* What needs to be done
Copy out each line of the material that includes the word "structured".

▶

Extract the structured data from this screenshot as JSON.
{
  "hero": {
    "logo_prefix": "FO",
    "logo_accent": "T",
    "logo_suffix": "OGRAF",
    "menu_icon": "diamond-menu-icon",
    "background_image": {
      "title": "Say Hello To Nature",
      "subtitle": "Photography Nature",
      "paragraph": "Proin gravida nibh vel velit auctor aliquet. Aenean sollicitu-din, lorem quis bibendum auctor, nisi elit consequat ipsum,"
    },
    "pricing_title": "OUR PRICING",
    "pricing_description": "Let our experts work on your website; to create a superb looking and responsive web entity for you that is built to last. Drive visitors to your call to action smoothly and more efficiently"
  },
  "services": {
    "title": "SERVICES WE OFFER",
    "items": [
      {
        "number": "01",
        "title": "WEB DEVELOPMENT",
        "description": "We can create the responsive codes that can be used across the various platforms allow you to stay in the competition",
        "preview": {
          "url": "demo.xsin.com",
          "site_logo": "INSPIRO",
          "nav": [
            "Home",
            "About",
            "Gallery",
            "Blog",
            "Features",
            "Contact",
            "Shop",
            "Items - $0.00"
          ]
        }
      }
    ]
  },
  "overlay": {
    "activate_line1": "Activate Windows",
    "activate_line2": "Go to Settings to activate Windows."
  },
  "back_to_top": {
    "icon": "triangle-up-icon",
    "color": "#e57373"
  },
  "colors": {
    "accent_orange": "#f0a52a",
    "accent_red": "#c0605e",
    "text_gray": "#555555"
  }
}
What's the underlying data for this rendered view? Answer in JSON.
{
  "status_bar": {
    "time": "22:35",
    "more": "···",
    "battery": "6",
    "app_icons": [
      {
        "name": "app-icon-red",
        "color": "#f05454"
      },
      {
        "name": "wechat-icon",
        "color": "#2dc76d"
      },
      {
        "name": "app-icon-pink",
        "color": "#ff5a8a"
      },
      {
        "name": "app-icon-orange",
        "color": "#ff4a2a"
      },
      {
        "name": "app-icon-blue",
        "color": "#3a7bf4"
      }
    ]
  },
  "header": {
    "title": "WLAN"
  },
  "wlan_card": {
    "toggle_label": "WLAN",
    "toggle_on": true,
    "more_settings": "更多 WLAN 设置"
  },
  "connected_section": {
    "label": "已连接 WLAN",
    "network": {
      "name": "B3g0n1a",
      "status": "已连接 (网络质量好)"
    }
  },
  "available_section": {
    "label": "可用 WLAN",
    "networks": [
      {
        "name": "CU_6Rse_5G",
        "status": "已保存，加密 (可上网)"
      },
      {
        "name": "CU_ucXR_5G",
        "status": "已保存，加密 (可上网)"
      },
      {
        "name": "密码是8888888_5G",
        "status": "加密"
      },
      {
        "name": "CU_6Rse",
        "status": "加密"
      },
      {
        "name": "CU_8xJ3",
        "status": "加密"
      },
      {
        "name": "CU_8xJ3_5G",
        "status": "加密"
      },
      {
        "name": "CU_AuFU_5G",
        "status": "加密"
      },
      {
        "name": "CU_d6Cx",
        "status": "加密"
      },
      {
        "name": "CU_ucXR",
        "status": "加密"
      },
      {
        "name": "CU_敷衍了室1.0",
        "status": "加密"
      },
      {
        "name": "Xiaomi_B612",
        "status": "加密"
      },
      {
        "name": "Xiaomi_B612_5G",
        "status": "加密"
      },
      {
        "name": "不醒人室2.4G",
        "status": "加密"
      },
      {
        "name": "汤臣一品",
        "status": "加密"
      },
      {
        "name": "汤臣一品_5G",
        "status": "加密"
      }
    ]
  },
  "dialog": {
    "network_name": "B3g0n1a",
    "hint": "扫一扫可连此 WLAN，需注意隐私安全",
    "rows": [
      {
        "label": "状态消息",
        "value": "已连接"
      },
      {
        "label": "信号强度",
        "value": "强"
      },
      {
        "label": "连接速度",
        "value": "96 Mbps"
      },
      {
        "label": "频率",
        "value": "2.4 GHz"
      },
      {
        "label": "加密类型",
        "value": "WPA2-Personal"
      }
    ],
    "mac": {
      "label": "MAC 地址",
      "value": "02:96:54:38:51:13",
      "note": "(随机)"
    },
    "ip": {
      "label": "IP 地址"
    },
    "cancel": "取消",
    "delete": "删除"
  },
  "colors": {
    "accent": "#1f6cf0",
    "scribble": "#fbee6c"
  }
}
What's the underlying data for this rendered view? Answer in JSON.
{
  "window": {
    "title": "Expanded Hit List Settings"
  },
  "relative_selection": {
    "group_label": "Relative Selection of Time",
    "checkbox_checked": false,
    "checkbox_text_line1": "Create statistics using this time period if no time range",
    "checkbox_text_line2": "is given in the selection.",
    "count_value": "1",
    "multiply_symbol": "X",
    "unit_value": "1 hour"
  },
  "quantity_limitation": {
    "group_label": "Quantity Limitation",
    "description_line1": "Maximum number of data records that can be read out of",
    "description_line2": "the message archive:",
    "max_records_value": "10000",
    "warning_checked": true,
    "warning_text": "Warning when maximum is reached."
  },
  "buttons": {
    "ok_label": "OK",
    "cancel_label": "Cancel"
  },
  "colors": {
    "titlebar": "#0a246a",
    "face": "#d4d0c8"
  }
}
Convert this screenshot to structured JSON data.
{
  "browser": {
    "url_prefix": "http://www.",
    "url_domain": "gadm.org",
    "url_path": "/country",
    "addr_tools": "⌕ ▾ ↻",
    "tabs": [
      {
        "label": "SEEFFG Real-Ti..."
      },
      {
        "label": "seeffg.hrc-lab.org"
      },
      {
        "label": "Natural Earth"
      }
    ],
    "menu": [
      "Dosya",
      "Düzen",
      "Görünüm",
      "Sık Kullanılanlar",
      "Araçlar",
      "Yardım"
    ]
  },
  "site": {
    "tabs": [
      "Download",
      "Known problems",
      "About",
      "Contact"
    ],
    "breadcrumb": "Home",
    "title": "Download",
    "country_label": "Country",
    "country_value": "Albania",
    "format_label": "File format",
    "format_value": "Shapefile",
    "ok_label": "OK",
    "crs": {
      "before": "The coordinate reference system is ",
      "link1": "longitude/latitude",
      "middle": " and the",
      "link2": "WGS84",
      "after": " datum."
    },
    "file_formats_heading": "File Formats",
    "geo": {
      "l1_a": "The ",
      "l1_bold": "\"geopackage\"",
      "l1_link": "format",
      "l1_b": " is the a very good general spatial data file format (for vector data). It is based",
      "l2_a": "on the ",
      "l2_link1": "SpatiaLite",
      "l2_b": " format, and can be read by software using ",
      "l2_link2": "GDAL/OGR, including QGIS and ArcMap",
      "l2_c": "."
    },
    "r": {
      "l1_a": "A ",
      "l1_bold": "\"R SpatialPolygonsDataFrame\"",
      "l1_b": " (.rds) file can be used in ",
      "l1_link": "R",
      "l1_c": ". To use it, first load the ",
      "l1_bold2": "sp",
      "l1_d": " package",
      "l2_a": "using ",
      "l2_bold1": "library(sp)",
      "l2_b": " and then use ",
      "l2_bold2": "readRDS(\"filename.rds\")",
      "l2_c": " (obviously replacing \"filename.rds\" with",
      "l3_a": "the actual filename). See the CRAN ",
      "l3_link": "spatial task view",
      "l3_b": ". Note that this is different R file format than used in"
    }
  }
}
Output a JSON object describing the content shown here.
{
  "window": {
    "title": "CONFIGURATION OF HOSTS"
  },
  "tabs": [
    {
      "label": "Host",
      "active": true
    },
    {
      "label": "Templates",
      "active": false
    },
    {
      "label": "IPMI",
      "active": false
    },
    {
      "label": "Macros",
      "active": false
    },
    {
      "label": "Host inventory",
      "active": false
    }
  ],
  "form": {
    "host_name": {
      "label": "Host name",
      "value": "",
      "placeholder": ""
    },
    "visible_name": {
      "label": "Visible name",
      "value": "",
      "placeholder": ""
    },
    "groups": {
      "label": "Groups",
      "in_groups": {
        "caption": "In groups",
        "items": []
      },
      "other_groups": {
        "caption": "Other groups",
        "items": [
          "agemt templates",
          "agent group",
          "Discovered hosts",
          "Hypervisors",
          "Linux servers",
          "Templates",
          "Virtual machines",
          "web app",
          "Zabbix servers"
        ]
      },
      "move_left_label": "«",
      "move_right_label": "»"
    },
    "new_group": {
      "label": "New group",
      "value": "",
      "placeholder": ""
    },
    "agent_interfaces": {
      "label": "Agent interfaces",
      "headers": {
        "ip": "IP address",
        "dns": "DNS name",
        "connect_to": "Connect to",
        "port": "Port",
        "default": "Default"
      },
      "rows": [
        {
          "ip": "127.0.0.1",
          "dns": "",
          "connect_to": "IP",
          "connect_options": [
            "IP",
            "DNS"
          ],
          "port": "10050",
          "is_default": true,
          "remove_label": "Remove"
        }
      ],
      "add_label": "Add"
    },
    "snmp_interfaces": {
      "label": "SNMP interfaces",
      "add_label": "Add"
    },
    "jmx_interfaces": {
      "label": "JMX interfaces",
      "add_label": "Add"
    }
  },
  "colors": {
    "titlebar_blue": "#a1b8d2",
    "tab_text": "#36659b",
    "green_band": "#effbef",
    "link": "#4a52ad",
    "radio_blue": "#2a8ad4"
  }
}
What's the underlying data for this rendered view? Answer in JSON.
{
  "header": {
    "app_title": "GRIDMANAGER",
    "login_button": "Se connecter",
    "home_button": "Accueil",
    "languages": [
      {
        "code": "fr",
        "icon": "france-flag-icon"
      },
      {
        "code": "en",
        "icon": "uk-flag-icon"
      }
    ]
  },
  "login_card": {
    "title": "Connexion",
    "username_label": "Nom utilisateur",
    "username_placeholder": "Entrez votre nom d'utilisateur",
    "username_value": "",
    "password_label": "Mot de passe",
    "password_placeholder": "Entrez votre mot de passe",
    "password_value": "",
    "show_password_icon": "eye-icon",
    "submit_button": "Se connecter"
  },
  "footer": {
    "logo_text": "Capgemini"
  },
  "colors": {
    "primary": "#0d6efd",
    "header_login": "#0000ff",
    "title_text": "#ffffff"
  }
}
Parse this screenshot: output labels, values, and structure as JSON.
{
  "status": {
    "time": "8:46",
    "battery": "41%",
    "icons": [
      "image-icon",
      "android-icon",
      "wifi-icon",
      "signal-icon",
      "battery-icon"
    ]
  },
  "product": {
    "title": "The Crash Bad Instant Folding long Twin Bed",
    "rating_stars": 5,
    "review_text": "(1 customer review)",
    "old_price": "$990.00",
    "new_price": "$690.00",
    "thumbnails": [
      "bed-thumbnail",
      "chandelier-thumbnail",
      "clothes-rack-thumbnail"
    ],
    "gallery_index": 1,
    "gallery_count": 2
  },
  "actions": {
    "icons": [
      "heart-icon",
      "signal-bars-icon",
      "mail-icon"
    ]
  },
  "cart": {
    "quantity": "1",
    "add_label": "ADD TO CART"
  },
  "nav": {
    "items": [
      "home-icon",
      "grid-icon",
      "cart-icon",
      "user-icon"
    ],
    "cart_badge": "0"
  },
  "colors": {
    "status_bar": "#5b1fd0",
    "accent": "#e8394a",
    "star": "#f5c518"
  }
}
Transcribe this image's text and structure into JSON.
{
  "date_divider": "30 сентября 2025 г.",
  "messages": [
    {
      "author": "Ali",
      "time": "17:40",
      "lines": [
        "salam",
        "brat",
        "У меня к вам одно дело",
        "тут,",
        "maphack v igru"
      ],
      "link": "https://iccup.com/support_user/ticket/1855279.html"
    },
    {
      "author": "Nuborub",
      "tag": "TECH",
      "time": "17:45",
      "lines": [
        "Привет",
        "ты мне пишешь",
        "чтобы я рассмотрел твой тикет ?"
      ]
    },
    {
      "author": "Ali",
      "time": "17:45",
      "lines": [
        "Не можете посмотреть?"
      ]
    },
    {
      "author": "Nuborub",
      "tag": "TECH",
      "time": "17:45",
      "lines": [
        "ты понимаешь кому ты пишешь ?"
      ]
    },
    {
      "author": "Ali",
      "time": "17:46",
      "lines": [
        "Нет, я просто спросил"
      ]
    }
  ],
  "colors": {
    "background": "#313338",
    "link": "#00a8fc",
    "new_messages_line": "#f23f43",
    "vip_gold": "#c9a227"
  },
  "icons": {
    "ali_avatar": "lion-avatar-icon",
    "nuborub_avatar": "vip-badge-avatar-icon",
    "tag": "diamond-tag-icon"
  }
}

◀

* Task output
Extract the structured data from this screenshot as JSON.
Convert this screenshot to structured JSON data.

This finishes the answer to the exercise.